Another big win was to finally be able to hold the World Bank accountable for their involvement in human rights violations through its funding of dams. An example: the Rio Negro massacres caused during the building of the Chixoy Dam in Guatemala.
But what about us? How long will we keep pushing one way while the world moves in the opposite direction? We are different and want to continue to be different, but different for the better. We have to impose our will so that wise decisions on these matters are taken. Decisions upon which depend the welfare and livelihoods of millions of people and the balance of our environment. We agree that we cannot believe everything is said and written, but we cannot allow lightly taken decisions made in our name to be so obscenely wrong that a simple online search on any search engine disqualifies them peremptorily.
We need the decision makers of this country to promote a broad and open dialogue with society on the country’s energy needs, and allow it to participate in decision making. They could start by giving us answers to questions such as:
We need more dams to produce energy what and/or whom for?
What kind of energy do we want, and what options do we have?
In terms of social justice, we are certain that these decisions, taken together with the society, will be fairer, more valid, and certainly will not cost so much sweat, blood and tears to Mozambicans. Environmentally speaking, we have faith that this will also allow us to preserve our rivers, our water.
In the specific case of the Zambezi, the Intergovernmental Panel on Climate Change (IPCC) report warns that in the coming years “the Zambezi basin will potentially face the worst effects of climate change (…) and suffer probably a substantial reduction precipitation of about 10-15%”. We cannot afford to ignore these warnings from leading scientist panels and lightly build more dams on the Zambezi. The consequences can be disastrous.
Proud of our partners victories in the US and Chile, we remain resolute in our struggle and hopeful to the end that victory will smile to us too. And you may even be thinking that this much desired victory will not be yours; worse, that in case of defeat, nothing will change for you; or even worse, that this investment will certainly serve the country, create jobs and bring progress… Think again. This investment could irreparably affect the lives of millions of Mozambicans living on the banks of the Zambezi. It can take the fish and the xima out of their tables, because the “health” of a river depends on an entire ecosystem, including the fields it irrigates. And how will the thousands of fishermen and farmers living by and of the river survive?
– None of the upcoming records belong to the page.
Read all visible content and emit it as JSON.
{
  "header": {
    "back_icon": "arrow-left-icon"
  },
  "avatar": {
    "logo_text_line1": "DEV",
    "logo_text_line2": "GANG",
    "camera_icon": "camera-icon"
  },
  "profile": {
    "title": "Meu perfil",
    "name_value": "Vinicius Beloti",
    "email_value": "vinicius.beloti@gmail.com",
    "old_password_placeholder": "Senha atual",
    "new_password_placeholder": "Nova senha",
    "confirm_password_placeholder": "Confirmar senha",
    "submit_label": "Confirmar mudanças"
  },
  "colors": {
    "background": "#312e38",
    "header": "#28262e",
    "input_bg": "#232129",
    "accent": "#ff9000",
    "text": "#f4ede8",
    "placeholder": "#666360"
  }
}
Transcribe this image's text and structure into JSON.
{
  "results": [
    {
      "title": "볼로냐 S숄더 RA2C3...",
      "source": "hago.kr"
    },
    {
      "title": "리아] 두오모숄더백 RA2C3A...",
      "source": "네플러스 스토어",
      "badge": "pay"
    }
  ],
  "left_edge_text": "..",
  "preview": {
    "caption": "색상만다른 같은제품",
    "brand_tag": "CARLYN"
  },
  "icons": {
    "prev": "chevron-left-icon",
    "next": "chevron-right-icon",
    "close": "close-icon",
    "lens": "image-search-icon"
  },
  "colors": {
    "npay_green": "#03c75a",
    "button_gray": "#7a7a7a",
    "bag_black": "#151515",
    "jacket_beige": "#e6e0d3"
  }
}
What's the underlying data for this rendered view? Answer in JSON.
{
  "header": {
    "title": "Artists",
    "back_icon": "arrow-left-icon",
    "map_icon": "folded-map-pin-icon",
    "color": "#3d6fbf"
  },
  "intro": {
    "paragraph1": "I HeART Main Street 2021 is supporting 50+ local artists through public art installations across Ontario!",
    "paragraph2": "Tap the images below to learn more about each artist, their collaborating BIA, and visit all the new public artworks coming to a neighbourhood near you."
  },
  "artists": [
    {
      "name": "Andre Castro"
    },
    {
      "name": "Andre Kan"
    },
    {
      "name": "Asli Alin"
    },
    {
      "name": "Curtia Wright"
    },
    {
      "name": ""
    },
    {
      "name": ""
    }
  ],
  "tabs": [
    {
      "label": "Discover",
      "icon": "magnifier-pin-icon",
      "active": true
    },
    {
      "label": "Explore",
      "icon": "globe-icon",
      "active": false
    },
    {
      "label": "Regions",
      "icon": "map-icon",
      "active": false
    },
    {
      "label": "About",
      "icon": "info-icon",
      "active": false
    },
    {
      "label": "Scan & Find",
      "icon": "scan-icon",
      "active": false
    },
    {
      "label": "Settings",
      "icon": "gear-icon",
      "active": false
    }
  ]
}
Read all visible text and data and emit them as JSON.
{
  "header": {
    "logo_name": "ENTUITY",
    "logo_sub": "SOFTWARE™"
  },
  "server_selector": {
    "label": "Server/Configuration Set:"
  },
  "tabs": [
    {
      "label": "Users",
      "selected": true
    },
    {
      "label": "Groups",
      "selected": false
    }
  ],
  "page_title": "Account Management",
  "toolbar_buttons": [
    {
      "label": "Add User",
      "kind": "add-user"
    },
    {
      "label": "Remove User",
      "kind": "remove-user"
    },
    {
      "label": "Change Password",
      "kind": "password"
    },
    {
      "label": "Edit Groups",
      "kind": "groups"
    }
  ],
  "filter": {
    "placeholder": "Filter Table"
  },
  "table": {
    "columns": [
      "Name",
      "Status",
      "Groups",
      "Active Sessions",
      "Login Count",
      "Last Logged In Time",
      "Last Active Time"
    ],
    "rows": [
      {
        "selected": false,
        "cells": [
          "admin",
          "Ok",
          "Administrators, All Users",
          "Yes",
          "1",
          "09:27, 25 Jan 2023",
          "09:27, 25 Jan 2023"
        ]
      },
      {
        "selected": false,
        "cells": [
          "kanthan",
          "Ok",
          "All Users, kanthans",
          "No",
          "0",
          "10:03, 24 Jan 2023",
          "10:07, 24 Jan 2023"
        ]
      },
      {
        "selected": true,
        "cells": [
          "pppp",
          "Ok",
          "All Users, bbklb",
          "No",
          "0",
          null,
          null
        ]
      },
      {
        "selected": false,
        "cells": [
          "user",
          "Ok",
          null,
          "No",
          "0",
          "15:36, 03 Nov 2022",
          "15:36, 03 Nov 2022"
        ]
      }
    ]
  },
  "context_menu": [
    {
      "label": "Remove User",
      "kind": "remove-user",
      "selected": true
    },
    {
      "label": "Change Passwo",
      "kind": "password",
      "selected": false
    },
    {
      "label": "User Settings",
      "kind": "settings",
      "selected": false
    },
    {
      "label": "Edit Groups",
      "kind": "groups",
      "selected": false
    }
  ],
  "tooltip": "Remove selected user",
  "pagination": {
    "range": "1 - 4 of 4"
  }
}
And the possible repercussions in the Zambezi delta and the shrimp industry?
What if we told you that Mphanda Nkuwa is not meant to help fix our country’s poor electrification rate? Would you be surprised? What if we told you that behind Mphanda Nkuwa there are other plans for energy-intensive dirty industries, that will in turn bring the country other social and environmental problems and the same development that the Cahora Bassa, Mozal, Vale and Jindal, among others, bring us today: insufficient when compared to what we sacrificed and disproportionately distributed.
There is only one Zambezi, and yet, there are many projects that the executive seems to have for him, as if it was inexhaustible and indestructible… Don’t you find it strange that none of them are directly aimed at benefiting its people?
Do you really believe that is progress?
For more information about the HidroAysén project and dam demolition: